"I'm interested in the style mainly. Before I found Kerouac I was kinda groping for something to hang on to, stylistically.

"I was kinda lost in the Sixties. Y'know I kinda slept in the Sixties. Knowing I wanted to do something creative, not knowing how or where to do it."

Living in California Waits remained immune to the celebrated San Francisco music explotion.

"I thought it was a waste of time, I knew it was going to consume itself pretty rapidly. I was more interested in the early beginnings of that scene than I was in its progress.

"I didn't go to San Francisco until the whole love and flowers bit was all over, and when I did go I was looking for the City Lights Bookstore and the ghost Jack Kerouac.

"Writing is a much more easy business to discuss," he croaks, "than to actually get down and do it yourself. You can talk for days about how you write or where you write or how you like the room or what you write about."


(1) Appearance at the swanky Reno Sweeneys Club: Paradise Room at the Reno Sweeney. New York/ USA September 16 to 20, 1975. Further reading: Performances

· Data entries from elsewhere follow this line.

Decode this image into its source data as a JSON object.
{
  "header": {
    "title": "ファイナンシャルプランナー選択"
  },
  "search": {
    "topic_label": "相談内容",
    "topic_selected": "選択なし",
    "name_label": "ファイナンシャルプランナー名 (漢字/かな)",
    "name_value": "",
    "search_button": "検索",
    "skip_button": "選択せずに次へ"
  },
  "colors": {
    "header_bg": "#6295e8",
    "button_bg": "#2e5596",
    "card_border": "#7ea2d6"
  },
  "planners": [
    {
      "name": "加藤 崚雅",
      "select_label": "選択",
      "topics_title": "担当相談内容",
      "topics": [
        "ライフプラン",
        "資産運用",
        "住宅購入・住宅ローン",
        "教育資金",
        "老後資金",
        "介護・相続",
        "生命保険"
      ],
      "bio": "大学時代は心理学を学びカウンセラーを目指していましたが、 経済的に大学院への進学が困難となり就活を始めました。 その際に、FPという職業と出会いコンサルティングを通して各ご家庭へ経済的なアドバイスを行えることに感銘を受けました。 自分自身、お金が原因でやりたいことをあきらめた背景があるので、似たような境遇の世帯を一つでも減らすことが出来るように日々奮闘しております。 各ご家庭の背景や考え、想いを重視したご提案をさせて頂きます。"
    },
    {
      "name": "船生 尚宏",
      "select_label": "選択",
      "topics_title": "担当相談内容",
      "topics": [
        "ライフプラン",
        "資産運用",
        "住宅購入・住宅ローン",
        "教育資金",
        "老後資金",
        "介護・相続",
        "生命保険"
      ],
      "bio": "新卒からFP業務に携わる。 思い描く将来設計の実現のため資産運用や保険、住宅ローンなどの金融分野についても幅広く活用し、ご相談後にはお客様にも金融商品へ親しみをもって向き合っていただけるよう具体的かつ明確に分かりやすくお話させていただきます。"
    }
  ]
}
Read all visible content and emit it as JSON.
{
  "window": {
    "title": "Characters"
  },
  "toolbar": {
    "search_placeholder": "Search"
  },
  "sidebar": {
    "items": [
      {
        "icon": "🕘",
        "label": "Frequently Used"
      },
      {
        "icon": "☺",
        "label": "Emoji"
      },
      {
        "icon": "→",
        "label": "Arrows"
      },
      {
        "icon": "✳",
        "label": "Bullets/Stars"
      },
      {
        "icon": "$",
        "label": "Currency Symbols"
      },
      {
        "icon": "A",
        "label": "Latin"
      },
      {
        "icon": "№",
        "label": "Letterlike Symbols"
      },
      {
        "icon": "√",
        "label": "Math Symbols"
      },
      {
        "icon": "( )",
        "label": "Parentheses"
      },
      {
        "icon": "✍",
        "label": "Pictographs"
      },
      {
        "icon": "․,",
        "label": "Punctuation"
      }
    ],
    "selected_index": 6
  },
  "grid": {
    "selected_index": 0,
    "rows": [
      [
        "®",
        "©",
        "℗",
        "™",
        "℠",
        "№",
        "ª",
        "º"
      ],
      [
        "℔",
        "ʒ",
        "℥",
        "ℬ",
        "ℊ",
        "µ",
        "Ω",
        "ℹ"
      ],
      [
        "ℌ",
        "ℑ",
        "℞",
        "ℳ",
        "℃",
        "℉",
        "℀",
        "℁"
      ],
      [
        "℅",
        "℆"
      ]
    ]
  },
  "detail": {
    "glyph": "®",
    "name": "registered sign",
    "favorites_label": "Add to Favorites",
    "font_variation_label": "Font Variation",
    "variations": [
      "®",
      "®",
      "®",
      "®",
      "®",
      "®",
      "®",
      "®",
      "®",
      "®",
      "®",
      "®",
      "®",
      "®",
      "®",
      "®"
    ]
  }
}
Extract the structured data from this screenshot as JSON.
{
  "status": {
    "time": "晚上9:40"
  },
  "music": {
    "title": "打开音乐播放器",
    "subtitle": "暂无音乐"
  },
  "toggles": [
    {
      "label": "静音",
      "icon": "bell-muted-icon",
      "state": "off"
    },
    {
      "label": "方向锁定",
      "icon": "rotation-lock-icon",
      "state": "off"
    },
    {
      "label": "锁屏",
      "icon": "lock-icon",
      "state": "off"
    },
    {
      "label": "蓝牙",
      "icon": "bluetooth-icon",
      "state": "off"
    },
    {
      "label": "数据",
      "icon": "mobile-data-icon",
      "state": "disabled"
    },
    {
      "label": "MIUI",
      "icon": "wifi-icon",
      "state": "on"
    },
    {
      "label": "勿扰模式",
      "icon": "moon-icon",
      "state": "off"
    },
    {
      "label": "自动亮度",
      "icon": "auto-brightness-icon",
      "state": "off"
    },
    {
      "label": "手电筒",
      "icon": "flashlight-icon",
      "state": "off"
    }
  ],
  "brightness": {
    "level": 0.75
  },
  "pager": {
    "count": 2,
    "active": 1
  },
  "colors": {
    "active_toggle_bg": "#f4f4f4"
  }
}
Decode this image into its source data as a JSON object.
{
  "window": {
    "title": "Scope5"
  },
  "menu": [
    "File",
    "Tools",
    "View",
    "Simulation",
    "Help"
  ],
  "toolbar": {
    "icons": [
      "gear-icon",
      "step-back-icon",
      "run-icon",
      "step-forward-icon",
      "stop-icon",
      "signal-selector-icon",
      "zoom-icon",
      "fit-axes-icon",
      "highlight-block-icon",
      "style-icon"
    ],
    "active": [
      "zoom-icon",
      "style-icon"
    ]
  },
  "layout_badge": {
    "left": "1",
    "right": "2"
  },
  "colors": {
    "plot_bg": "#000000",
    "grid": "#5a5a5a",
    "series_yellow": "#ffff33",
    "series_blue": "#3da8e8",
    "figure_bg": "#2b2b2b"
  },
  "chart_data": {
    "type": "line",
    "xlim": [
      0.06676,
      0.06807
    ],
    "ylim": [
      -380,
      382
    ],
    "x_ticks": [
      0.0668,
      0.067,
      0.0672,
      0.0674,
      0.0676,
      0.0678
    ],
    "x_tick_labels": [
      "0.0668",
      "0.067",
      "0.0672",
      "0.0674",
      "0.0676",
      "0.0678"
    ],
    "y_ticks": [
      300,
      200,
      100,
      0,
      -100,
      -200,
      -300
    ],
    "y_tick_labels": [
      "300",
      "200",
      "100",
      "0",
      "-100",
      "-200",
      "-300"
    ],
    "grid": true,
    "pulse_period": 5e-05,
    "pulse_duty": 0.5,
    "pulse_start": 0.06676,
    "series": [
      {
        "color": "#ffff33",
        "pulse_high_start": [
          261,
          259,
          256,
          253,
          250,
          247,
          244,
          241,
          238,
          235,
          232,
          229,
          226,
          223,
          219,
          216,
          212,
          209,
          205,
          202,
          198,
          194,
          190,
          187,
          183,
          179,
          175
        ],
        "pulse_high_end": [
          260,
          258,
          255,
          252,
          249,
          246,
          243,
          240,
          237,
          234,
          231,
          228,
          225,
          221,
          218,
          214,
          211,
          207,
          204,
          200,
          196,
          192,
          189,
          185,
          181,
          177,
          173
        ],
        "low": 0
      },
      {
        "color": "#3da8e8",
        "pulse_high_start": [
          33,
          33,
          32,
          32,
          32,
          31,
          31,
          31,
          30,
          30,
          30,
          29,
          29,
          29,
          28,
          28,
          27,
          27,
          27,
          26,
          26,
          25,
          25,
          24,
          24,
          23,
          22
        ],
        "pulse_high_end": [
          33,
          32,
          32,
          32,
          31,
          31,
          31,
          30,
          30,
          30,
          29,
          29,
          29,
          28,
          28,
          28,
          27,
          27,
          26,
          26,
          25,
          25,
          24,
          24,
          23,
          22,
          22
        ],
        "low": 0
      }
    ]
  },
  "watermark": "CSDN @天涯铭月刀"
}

(2) Al Cohn: "And Al Cohn sharin' this apartment with a telephone pole" (Pasties & a G-string, 1976). Alvin Gilbert Cohn. Born: Brooklyn, NY, November 24 1925 - Died: February 15 1988. American arranger, composer and jazz saxofonist. Also played on Jack Kerouac's "Blues and Haikus", 1960